Have you ever had the experience where you read something, and think ‘Oh my God. That is EXACTLY what I was thinking. That person must know me. We must be, like, TWINS.’
I have that experience on a fairly regular basis when I read a column by Perth writer Ros Thomas, every Saturday morning in the West Australian.
Although she is a few years older than me, and her eldest child is a teenager and a boy, and she is actually qualified to call herself a writer (she was a journalist for more than two decades), I often feel that her words could be my very own, and the experiences she writes about, could be something that happened to me only days prior. It’s kinda spooky, but it gives me the (false) impression that I KNOW her, or (even more creepy), that she knows me. Which she doesn’t.
She smiled at me once though and looked in my direction. I went with a friend to one of her book launches, because my friend actually knows her, and was kind enough to introduce me. And then they went back to talking about stuff that I wasn’t involved in. But that was okay, because I was so excited to just see her in person. When you read someone’s words regularly, you begin to form ideas of what they look like and sound like, more than the tiny little photo in the corner of the magazine ever gives away.
When she began to talk to the assembled group about some of her favourite columns and how she came to be a writer, I did what I always do when people around me are being smart – I began to write down everything she said. Part of me (the overly optimistic and possibly delusional part) sometimes thinks that she is me in five or ten years time, and that her writing success could be mine if I continue down this road. She is a mum with three kids who is also a writer. So am I! She just happens to have a book deal. So I was eager to soak up everything she had to say.
At one stage I felt that she was describing me when she said that sometimes she jumps out of bed to write down a funny thought, that she is constantly writing notes, ideas and overheard conversations on bits of paper. I wanted to put my hand up and tell her I keep a white board in the shower in case I get a really good idea when I am washing my hair (but I didn’t).
So, fellow writers, here are some of the pearls that this fantastic – and very humble and real – writer had to say:
- Don’t write about anything you haven’t experienced yourself. It will keep you authentic and on track.
- Writing is a discipline. Force yourself to sit at your desk even if you are not inspired, eventually something will come.
- Do a lot of research. Even for a simple story, there are more facts or background that can help improve a story and make it even richer.
- Be forensic in your observations. Go back to a place where a thought or story came into your head. Take pictures. Look at the colours, the smell, the texture. Make it authentic. If you are secure in your mental imagery, it will make you a better writer.
- Remember the musicality and rhythm of language. Your writing must be able to be read effortlessly.
- The hardest thing to get right is dialogue. If you are writing about a conversation you had, get it on paper as soon as possible.
At the end of the session we had the opportunity to buy a copy of her book and have it signed. I desperately wanted to ask her an intelligent question, but I could only babble my name. I wanted to tell her how she told my stories, and asked my questions and (occasionally) lived my life. But as I listened to other people in the queue, I realised that they all felt the same way. They felt an attachment to this woman as well, whether they were young or old or male or female. Mostly female though.

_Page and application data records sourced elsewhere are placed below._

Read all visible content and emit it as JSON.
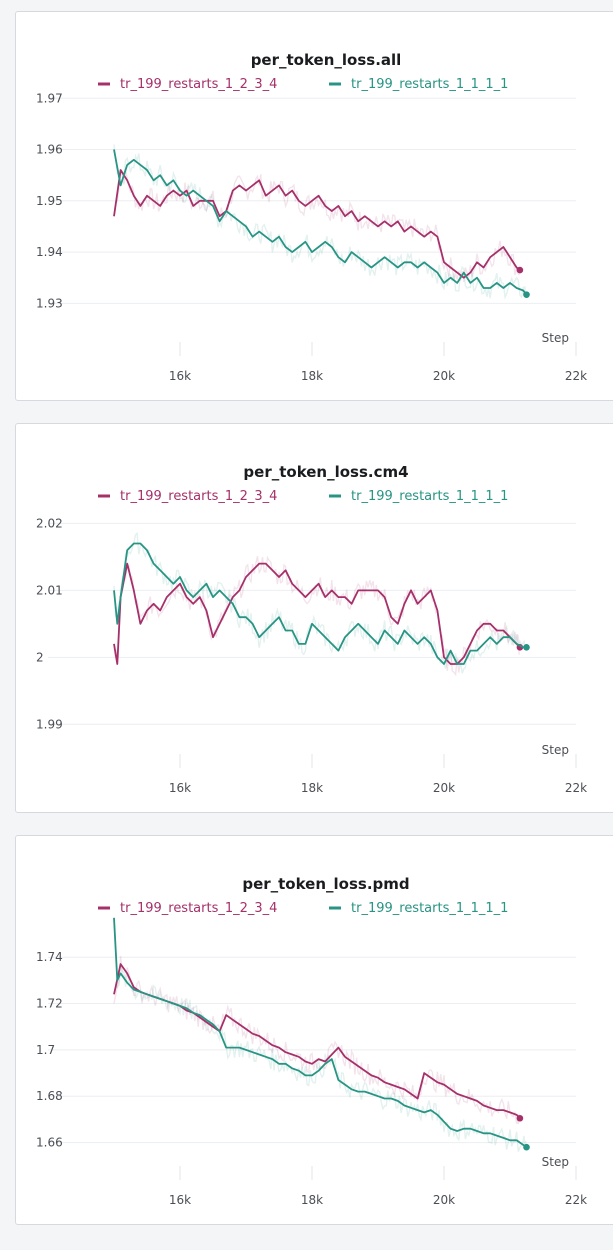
{
  "colors": {
    "series_a": "#a5306a",
    "series_b": "#279484",
    "grid": "#eceef1",
    "panel_bg": "#ffffff"
  },
  "legend": {
    "series_a": "tr_199_restarts_1_2_3_4",
    "series_b": "tr_199_restarts_1_1_1_1"
  },
  "chart_data": [
    {
      "type": "line",
      "title": "per_token_loss.all",
      "xlabel": "Step",
      "xlim": [
        14000,
        22000
      ],
      "ylim": [
        1.925,
        1.972
      ],
      "xticks": [
        16000,
        18000,
        20000,
        22000
      ],
      "xtick_labels": [
        "16k",
        "18k",
        "20k",
        "22k"
      ],
      "yticks": [
        1.93,
        1.94,
        1.95,
        1.96,
        1.97
      ],
      "ytick_labels": [
        "1.93",
        "1.94",
        "1.95",
        "1.96",
        "1.97"
      ],
      "series": [
        {
          "name": "tr_199_restarts_1_2_3_4",
          "x": [
            15000,
            15100,
            15200,
            15300,
            15400,
            15500,
            15600,
            15700,
            15800,
            15900,
            16000,
            16100,
            16200,
            16300,
            16400,
            16500,
            16600,
            16700,
            16800,
            16900,
            17000,
            17100,
            17200,
            17300,
            17400,
            17500,
            17600,
            17700,
            17800,
            17900,
            18000,
            18100,
            18200,
            18300,
            18400,
            18500,
            18600,
            18700,
            18800,
            18900,
            19000,
            19100,
            19200,
            19300,
            19400,
            19500,
            19600,
            19700,
            19800,
            19900,
            20000,
            20100,
            20200,
            20300,
            20400,
            20500,
            20600,
            20700,
            20800,
            20900,
            21000,
            21100,
            21150
          ],
          "y": [
            1.947,
            1.956,
            1.954,
            1.951,
            1.949,
            1.951,
            1.95,
            1.949,
            1.951,
            1.952,
            1.951,
            1.952,
            1.949,
            1.95,
            1.95,
            1.95,
            1.947,
            1.948,
            1.952,
            1.953,
            1.952,
            1.953,
            1.954,
            1.951,
            1.952,
            1.953,
            1.951,
            1.952,
            1.95,
            1.949,
            1.95,
            1.951,
            1.949,
            1.948,
            1.949,
            1.947,
            1.948,
            1.946,
            1.947,
            1.946,
            1.945,
            1.946,
            1.945,
            1.946,
            1.944,
            1.945,
            1.944,
            1.943,
            1.944,
            1.943,
            1.938,
            1.937,
            1.936,
            1.935,
            1.936,
            1.938,
            1.937,
            1.939,
            1.94,
            1.941,
            1.939,
            1.937,
            1.9365
          ]
        },
        {
          "name": "tr_199_restarts_1_1_1_1",
          "x": [
            15000,
            15100,
            15200,
            15300,
            15400,
            15500,
            15600,
            15700,
            15800,
            15900,
            16000,
            16100,
            16200,
            16300,
            16400,
            16500,
            16600,
            16700,
            16800,
            16900,
            17000,
            17100,
            17200,
            17300,
            17400,
            17500,
            17600,
            17700,
            17800,
            17900,
            18000,
            18100,
            18200,
            18300,
            18400,
            18500,
            18600,
            18700,
            18800,
            18900,
            19000,
            19100,
            19200,
            19300,
            19400,
            19500,
            19600,
            19700,
            19800,
            19900,
            20000,
            20100,
            20200,
            20300,
            20400,
            20500,
            20600,
            20700,
            20800,
            20900,
            21000,
            21100,
            21200,
            21250
          ],
          "y": [
            1.96,
            1.953,
            1.957,
            1.958,
            1.957,
            1.956,
            1.954,
            1.955,
            1.953,
            1.954,
            1.952,
            1.951,
            1.952,
            1.951,
            1.95,
            1.949,
            1.946,
            1.948,
            1.947,
            1.946,
            1.945,
            1.943,
            1.944,
            1.943,
            1.942,
            1.943,
            1.941,
            1.94,
            1.941,
            1.942,
            1.94,
            1.941,
            1.942,
            1.941,
            1.939,
            1.938,
            1.94,
            1.939,
            1.938,
            1.937,
            1.938,
            1.939,
            1.938,
            1.937,
            1.938,
            1.938,
            1.937,
            1.938,
            1.937,
            1.936,
            1.934,
            1.935,
            1.934,
            1.936,
            1.934,
            1.935,
            1.933,
            1.933,
            1.934,
            1.933,
            1.934,
            1.933,
            1.9325,
            1.9317
          ]
        }
      ]
    },
    {
      "type": "line",
      "title": "per_token_loss.cm4",
      "xlabel": "Step",
      "xlim": [
        14000,
        22000
      ],
      "ylim": [
        1.9875,
        2.0235
      ],
      "xticks": [
        16000,
        18000,
        20000,
        22000
      ],
      "xtick_labels": [
        "16k",
        "18k",
        "20k",
        "22k"
      ],
      "yticks": [
        1.99,
        2.0,
        2.01,
        2.02
      ],
      "ytick_labels": [
        "1.99",
        "2",
        "2.01",
        "2.02"
      ],
      "series": [
        {
          "name": "tr_199_restarts_1_2_3_4",
          "x": [
            15000,
            15050,
            15100,
            15200,
            15300,
            15400,
            15500,
            15600,
            15700,
            15800,
            15900,
            16000,
            16100,
            16200,
            16300,
            16400,
            16500,
            16600,
            16700,
            16800,
            16900,
            17000,
            17100,
            17200,
            17300,
            17400,
            17500,
            17600,
            17700,
            17800,
            17900,
            18000,
            18100,
            18200,
            18300,
            18400,
            18500,
            18600,
            18700,
            18800,
            18900,
            19000,
            19100,
            19200,
            19300,
            19400,
            19500,
            19600,
            19700,
            19800,
            19900,
            20000,
            20100,
            20200,
            20300,
            20400,
            20500,
            20600,
            20700,
            20800,
            20900,
            21000,
            21100,
            21150
          ],
          "y": [
            2.002,
            1.999,
            2.009,
            2.014,
            2.01,
            2.005,
            2.007,
            2.008,
            2.007,
            2.009,
            2.01,
            2.011,
            2.009,
            2.008,
            2.009,
            2.007,
            2.003,
            2.005,
            2.007,
            2.009,
            2.01,
            2.012,
            2.013,
            2.014,
            2.014,
            2.013,
            2.012,
            2.013,
            2.011,
            2.01,
            2.009,
            2.01,
            2.011,
            2.009,
            2.01,
            2.009,
            2.009,
            2.008,
            2.01,
            2.01,
            2.01,
            2.01,
            2.009,
            2.006,
            2.005,
            2.008,
            2.01,
            2.008,
            2.009,
            2.01,
            2.007,
            2.0,
            1.999,
            1.999,
            2.0,
            2.002,
            2.004,
            2.005,
            2.005,
            2.004,
            2.004,
            2.003,
            2.002,
            2.0015
          ]
        },
        {
          "name": "tr_199_restarts_1_1_1_1",
          "x": [
            15000,
            15050,
            15100,
            15200,
            15300,
            15400,
            15500,
            15600,
            15700,
            15800,
            15900,
            16000,
            16100,
            16200,
            16300,
            16400,
            16500,
            16600,
            16700,
            16800,
            16900,
            17000,
            17100,
            17200,
            17300,
            17400,
            17500,
            17600,
            17700,
            17800,
            17900,
            18000,
            18100,
            18200,
            18300,
            18400,
            18500,
            18600,
            18700,
            18800,
            18900,
            19000,
            19100,
            19200,
            19300,
            19400,
            19500,
            19600,
            19700,
            19800,
            19900,
            20000,
            20100,
            20200,
            20300,
            20400,
            20500,
            20600,
            20700,
            20800,
            20900,
            21000,
            21100,
            21200,
            21250
          ],
          "y": [
            2.01,
            2.005,
            2.009,
            2.016,
            2.017,
            2.017,
            2.016,
            2.014,
            2.013,
            2.012,
            2.011,
            2.012,
            2.01,
            2.009,
            2.01,
            2.011,
            2.009,
            2.01,
            2.009,
            2.008,
            2.006,
            2.006,
            2.005,
            2.003,
            2.004,
            2.005,
            2.006,
            2.004,
            2.004,
            2.002,
            2.002,
            2.005,
            2.004,
            2.003,
            2.002,
            2.001,
            2.003,
            2.004,
            2.005,
            2.004,
            2.003,
            2.002,
            2.004,
            2.003,
            2.002,
            2.004,
            2.003,
            2.002,
            2.003,
            2.002,
            2.0,
            1.999,
            2.001,
            1.999,
            1.999,
            2.001,
            2.001,
            2.002,
            2.003,
            2.002,
            2.003,
            2.003,
            2.002,
            2.0015,
            2.0015
          ]
        }
      ]
    },
    {
      "type": "line",
      "title": "per_token_loss.pmd",
      "xlabel": "Step",
      "xlim": [
        14000,
        22000
      ],
      "ylim": [
        1.6555,
        1.7595
      ],
      "xticks": [
        16000,
        18000,
        20000,
        22000
      ],
      "xtick_labels": [
        "16k",
        "18k",
        "20k",
        "22k"
      ],
      "yticks": [
        1.66,
        1.68,
        1.7,
        1.72,
        1.74
      ],
      "ytick_labels": [
        "1.66",
        "1.68",
        "1.7",
        "1.72",
        "1.74"
      ],
      "series": [
        {
          "name": "tr_199_restarts_1_2_3_4",
          "x": [
            15000,
            15100,
            15200,
            15300,
            15400,
            15500,
            15600,
            15700,
            15800,
            15900,
            16000,
            16100,
            16200,
            16300,
            16400,
            16500,
            16600,
            16700,
            16800,
            16900,
            17000,
            17100,
            17200,
            17300,
            17400,
            17500,
            17600,
            17700,
            17800,
            17900,
            18000,
            18100,
            18200,
            18300,
            18400,
            18500,
            18600,
            18700,
            18800,
            18900,
            19000,
            19100,
            19200,
            19300,
            19400,
            19500,
            19600,
            19700,
            19800,
            19900,
            20000,
            20100,
            20200,
            20300,
            20400,
            20500,
            20600,
            20700,
            20800,
            20900,
            21000,
            21100,
            21150
          ],
          "y": [
            1.724,
            1.737,
            1.733,
            1.727,
            1.725,
            1.724,
            1.723,
            1.722,
            1.721,
            1.72,
            1.719,
            1.717,
            1.716,
            1.714,
            1.712,
            1.71,
            1.708,
            1.715,
            1.713,
            1.711,
            1.709,
            1.707,
            1.706,
            1.704,
            1.702,
            1.701,
            1.699,
            1.698,
            1.697,
            1.695,
            1.694,
            1.696,
            1.695,
            1.698,
            1.701,
            1.697,
            1.695,
            1.693,
            1.691,
            1.689,
            1.688,
            1.686,
            1.685,
            1.684,
            1.683,
            1.681,
            1.679,
            1.69,
            1.688,
            1.686,
            1.685,
            1.683,
            1.681,
            1.68,
            1.679,
            1.678,
            1.676,
            1.675,
            1.674,
            1.674,
            1.673,
            1.672,
            1.6705
          ]
        },
        {
          "name": "tr_199_restarts_1_1_1_1",
          "x": [
            15000,
            15050,
            15100,
            15200,
            15300,
            15400,
            15500,
            15600,
            15700,
            15800,
            15900,
            16000,
            16100,
            16200,
            16300,
            16400,
            16500,
            16600,
            16700,
            16800,
            16900,
            17000,
            17100,
            17200,
            17300,
            17400,
            17500,
            17600,
            17700,
            17800,
            17900,
            18000,
            18100,
            18200,
            18300,
            18400,
            18500,
            18600,
            18700,
            18800,
            18900,
            19000,
            19100,
            19200,
            19300,
            19400,
            19500,
            19600,
            19700,
            19800,
            19900,
            20000,
            20100,
            20200,
            20300,
            20400,
            20500,
            20600,
            20700,
            20800,
            20900,
            21000,
            21100,
            21200,
            21250
          ],
          "y": [
            1.757,
            1.73,
            1.733,
            1.729,
            1.726,
            1.725,
            1.724,
            1.723,
            1.722,
            1.721,
            1.72,
            1.719,
            1.718,
            1.716,
            1.715,
            1.713,
            1.711,
            1.708,
            1.701,
            1.701,
            1.701,
            1.7,
            1.699,
            1.698,
            1.697,
            1.696,
            1.694,
            1.694,
            1.692,
            1.691,
            1.689,
            1.689,
            1.691,
            1.694,
            1.696,
            1.687,
            1.685,
            1.683,
            1.682,
            1.682,
            1.681,
            1.68,
            1.679,
            1.679,
            1.678,
            1.676,
            1.675,
            1.674,
            1.673,
            1.674,
            1.672,
            1.669,
            1.666,
            1.665,
            1.666,
            1.666,
            1.665,
            1.664,
            1.664,
            1.663,
            1.662,
            1.661,
            1.661,
            1.659,
            1.658
          ]
        }
      ]
    }
  ]
}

It was a timely reminder of the value of being common, and I certainly don’t mean that in a derogatory way. By common, I mean recognisable, universal and familiar. It is our shared experiences which bring us together, whether we are reading a column in a newspaper or a blog on the internet. Being told I am common is the comment I value the most by my own readers – ‘you have written exactly what I have been thinking’ or ‘I am so glad I am not the only one who does that.’

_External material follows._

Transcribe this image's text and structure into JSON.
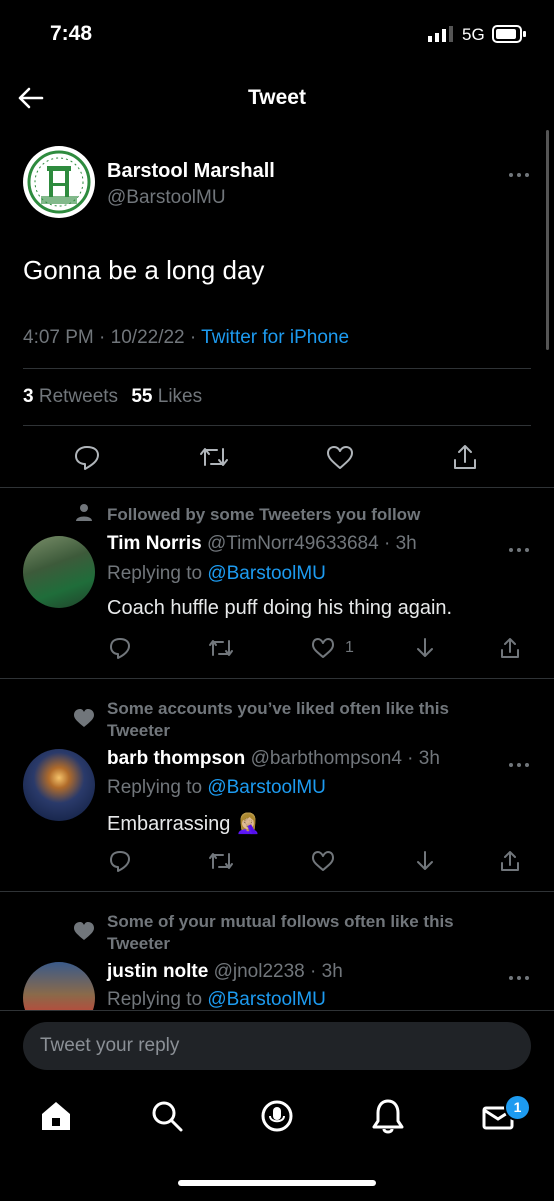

Ros Thomas put into words a common experience. She just does it very beautifully, and effortlessly. I wasn’t able to tell her any of this, but I’m sure she already knows.
When I got home and looked at the book she had signed, I saw she had written ‘it was lovely to meet you’, and I thought to myself: thanks to the power of words, we already know each other.